I keep hearing in the news about how terrible this flu season is and how many children are falling severely ill – even though they had gotten the flu shot. Is there anything I can do to protect my child and myself? And how do I know if I should take my child to the emergency department?
This is a great question, as it has indeed been a difficult flu season. First, if you haven’t already, be sure that everyone in your family has gotten the flu shot. Even if the protection isn’t perfect, it is still the best way to prevent serious illness from the flu. And, ensuring that everyone in the house who is able has been immunized (even the adults!) helps to decrease the chance of someone bringing the virus home.
Other important ways to prevent illness are to get lots of rest, eat healthy and drink lots of fluids. A healthy, well rested body is better able to fight off infection. Wash your hands regularly, and don’t go to work or send your kids to school if they are sick.
If your child does get sick, first and foremost, follow your gut and don’t hesitate to call or bring your child into their doctor to be seen if you are concerned. Most pediatric practices have an on-call line so you can discuss with a professional if you aren’t sure what to do, or are trying to decide if you can wait until your regular doctor’s office is open.
Specific signs or symptoms to look out for are a change in behavior (such as being very drowsy or inconsolably fussy), persistent fevers, decreased urine output and/or very dry mouth (which could indicate dehydration) or difficulty breathing (such as very fast breathing or difficulty catching your breath).
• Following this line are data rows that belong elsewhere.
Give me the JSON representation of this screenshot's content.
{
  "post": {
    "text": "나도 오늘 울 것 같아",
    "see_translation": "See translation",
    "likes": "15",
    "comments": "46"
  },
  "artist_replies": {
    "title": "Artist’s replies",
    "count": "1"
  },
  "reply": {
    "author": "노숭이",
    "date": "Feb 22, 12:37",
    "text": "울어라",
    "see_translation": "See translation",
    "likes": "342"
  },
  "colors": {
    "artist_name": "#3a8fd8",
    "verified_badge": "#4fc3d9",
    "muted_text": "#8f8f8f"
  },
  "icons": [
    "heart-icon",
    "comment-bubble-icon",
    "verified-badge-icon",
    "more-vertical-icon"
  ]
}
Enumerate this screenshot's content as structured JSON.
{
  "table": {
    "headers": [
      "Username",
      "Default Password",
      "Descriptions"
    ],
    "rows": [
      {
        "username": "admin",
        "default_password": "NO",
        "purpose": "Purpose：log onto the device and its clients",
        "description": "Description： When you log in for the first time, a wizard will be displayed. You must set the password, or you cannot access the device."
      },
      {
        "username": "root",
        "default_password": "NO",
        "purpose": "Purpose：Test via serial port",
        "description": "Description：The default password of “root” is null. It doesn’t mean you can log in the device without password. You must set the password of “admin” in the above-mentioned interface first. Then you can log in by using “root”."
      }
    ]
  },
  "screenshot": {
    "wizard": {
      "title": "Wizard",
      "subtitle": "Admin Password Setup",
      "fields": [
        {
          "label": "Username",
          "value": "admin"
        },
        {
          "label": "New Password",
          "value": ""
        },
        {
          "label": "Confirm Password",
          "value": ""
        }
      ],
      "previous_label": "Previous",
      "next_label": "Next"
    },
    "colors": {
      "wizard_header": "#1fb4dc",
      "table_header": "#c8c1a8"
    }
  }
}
Again, if there is any concern, don’t hesitate to call or bring your child in – that is what we are there for!
See how much you know about the flu by taking this quiz.
1. The flu mainly causes stomach upset. It is always passed on by being close to someone who has nausea or vomiting.
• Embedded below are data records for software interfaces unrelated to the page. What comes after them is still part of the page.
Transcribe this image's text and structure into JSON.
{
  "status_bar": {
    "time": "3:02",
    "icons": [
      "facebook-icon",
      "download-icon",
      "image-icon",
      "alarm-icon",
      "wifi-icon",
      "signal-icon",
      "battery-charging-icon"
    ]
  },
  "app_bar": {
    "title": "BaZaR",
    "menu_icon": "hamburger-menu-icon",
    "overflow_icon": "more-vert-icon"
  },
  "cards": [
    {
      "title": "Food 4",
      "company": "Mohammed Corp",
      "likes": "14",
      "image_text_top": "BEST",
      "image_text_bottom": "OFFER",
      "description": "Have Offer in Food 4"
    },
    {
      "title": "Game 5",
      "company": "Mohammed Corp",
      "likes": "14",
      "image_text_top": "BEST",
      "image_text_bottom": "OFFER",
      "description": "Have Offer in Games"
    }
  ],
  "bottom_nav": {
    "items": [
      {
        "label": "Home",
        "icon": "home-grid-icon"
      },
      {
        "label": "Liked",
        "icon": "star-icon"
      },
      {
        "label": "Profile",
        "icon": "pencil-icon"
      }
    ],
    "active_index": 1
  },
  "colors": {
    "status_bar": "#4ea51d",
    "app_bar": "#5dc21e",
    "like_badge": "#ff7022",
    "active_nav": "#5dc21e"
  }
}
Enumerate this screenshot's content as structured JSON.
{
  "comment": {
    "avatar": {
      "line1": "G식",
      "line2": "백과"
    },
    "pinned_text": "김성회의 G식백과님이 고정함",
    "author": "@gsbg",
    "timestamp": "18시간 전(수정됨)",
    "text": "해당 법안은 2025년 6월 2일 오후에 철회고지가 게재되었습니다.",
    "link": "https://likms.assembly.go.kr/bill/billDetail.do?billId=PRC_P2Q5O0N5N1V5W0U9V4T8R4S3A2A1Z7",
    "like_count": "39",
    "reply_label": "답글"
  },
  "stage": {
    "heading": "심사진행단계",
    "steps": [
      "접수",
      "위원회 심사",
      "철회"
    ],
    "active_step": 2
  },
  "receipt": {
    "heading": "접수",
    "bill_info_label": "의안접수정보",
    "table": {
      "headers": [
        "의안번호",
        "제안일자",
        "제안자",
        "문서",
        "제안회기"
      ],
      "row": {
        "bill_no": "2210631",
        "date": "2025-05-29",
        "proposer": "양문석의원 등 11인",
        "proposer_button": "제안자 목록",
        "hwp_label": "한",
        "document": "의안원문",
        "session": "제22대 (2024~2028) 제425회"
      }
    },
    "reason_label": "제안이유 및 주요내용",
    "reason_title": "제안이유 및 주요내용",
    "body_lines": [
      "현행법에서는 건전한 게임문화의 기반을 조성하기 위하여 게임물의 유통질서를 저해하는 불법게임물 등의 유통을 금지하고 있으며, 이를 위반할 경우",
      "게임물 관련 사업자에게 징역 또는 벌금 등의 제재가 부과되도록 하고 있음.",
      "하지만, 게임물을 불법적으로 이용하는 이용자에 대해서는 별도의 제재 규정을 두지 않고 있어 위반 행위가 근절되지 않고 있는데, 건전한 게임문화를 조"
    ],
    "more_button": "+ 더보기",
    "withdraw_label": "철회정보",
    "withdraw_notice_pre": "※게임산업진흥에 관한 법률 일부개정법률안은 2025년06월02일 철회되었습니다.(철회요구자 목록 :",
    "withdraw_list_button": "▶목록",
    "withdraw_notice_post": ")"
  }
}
2. A flu shot is a treatment to get when you have the flu.
3. If you get a flu shot, you don’t need to get another shot for 3 to 5 years.
4. In some cases, the flu vaccine can give you the flu.
5. How is the flu vaccine given?
6. The CDC recommends that only people 50 and older get the flu vaccine each fall or winter.
7. Medicines can help fight the seasonal flu.
8. If you don’t touch an infected person, you won’t get the flu.
9. If you are 65 or older, you are at higher risk for complications from the flu.